I had a delightful telephone chat last week with Juan de Marcos, leader of the Afro Cuban All Stars.
Known as the "Quincy Jones of Cuba," Juan de Marcos comes from a family of musicians. His father was a well-known singer with famed tres player and bandleader Arsenio Rodriguez, and his uncle, Ruben Gonzalez, was one of Cuba's most beloved pianists. Juan grew up with some of the finest Cuban musicians visiting and playing music in his home.
Always an active musician himself, de Marcos pursued degrees in engineering and obtained a PhD in Sciences. After he finished that, he decided to return to music full-time. After all, it's in his blood.
One of de Marcos' first bands, Sierra Maestra, presented traditional Cuban sounds re-arranged for a new generation. They were immensely popular, and became the basis for the Buena Vista Social Club phenomenon.
Juan's idea to gather "los viejos" (the old guys) of his father's era to perform authentic Cuban music for the world to enjoy started as a recording project. He wrote music, did the arrangements and conducted the band, and the intent was simply to record a couple of albums. They ended up with three: The Afro Cuban All Stars' "A Toda Cuba Le Gusta," "The Buena Vista Social Club," and "Introducing Ruben Gonzalez."
In the 199os, the Buena Vista Social Club recordings hit big in Europe first, then took the U.S. by storm. World tours followed. BVSC members enjoyed rock-star status all over the globe.
By 2005, the Afro Cuban All Stars had evolved into a band that plays a broad range of Cuban musical styles, and that features not only the prodigious senior talent of Cuba, but also promotes some of Cuba's best and brightest young musicians.
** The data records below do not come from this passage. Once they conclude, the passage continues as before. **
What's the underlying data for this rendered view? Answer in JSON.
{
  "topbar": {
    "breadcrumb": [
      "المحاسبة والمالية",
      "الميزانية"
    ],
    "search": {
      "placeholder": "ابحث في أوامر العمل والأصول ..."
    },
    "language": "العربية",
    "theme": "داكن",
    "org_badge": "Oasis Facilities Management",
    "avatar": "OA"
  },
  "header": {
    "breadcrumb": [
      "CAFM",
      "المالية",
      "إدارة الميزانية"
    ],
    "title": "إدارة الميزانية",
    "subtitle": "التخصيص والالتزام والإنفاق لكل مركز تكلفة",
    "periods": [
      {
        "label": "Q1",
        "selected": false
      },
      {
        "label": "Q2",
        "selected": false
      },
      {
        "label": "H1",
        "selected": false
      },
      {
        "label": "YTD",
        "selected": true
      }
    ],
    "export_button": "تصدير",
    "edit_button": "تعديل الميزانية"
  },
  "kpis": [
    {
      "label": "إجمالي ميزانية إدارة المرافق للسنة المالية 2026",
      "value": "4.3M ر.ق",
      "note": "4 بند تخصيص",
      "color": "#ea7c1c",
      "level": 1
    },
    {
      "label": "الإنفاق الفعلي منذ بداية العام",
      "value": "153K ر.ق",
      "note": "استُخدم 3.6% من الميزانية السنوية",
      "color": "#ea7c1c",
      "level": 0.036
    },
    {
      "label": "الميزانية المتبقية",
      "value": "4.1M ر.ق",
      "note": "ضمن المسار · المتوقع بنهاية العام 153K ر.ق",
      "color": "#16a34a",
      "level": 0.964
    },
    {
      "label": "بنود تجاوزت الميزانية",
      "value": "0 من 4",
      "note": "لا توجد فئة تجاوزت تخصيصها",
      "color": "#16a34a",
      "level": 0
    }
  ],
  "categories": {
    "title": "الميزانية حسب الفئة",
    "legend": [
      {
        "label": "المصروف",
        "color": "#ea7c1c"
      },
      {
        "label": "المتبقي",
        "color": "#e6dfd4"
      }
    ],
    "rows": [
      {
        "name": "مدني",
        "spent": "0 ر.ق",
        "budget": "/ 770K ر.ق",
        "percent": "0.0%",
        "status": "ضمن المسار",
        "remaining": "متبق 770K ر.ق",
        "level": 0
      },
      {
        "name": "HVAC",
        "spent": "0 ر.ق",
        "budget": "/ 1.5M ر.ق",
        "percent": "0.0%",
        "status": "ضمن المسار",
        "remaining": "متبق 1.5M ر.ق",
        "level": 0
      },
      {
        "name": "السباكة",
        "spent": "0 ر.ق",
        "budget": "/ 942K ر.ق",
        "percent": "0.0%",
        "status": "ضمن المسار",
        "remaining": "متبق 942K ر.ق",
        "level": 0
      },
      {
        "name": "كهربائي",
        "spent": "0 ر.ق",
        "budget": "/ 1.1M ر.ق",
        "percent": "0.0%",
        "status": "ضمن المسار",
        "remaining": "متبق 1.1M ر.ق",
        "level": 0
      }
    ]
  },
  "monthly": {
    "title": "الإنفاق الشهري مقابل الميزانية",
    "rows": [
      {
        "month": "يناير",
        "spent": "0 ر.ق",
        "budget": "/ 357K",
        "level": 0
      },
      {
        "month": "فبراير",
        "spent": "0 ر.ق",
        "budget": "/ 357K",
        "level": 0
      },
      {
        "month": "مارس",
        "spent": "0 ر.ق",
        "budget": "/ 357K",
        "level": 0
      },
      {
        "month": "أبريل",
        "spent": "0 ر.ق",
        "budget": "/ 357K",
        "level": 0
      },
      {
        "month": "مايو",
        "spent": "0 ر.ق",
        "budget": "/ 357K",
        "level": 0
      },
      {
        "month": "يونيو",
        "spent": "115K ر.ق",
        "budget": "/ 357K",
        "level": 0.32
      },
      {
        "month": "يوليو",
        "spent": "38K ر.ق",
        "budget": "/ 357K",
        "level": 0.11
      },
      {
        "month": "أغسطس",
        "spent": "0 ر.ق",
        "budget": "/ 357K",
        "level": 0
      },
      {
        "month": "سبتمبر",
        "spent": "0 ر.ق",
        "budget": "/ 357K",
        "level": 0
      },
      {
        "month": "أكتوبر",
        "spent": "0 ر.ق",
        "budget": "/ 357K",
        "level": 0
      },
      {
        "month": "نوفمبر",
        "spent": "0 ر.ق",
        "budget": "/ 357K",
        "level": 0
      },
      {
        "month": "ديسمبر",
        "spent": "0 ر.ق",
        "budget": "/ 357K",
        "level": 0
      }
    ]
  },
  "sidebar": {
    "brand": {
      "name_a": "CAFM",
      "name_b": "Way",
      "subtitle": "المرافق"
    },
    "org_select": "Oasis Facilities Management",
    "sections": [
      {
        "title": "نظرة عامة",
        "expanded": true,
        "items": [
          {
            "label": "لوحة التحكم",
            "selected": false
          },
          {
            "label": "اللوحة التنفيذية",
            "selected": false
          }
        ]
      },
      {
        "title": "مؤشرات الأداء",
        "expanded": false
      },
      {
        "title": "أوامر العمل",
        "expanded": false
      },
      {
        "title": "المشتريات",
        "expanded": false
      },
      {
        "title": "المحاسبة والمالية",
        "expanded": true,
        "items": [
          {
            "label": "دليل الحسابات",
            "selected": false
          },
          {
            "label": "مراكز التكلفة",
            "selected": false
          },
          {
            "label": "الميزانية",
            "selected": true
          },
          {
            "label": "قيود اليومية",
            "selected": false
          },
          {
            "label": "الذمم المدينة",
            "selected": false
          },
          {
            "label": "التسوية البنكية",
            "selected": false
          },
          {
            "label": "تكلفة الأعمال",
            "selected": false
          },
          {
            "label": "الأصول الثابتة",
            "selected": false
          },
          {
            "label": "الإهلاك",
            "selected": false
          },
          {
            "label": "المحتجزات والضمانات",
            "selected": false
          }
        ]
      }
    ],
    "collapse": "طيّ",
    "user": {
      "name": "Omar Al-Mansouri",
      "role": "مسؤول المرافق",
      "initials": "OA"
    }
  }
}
Included in the latter category are de Marcos' two very talented daughters, Laura Lydia Gonzalez (clarinets) and Gliceria Gonzalez (vibes, keyboards). His wife and business partner Gliceria Abreu plays percussion with the band as well.
De Marcos has homes in Havana and in Mexico City, but he says he'll be spending more time in the US. His daughters are attending Howard University, and he feels the need to be the typical Cuban father, looking after his unmarried girls.
Despite the drastic changes in the music industry since the Buena Vista Social Club days, Juan de Marcos is excited to be releasing three new CDs in the near future, one of which will feature his own original compositions.
He loves coming to Seattle's Jazz Alley and is happy to once again take us on a journey through Cuban music, Afro Cuban All Stars style.
Juan de Marcos and the Afro Cuban All Stars play Jazz Alley Thursday, June 5 through Sunday June 8.
Here's their marvelous performance on KPLU and KCTS from last year: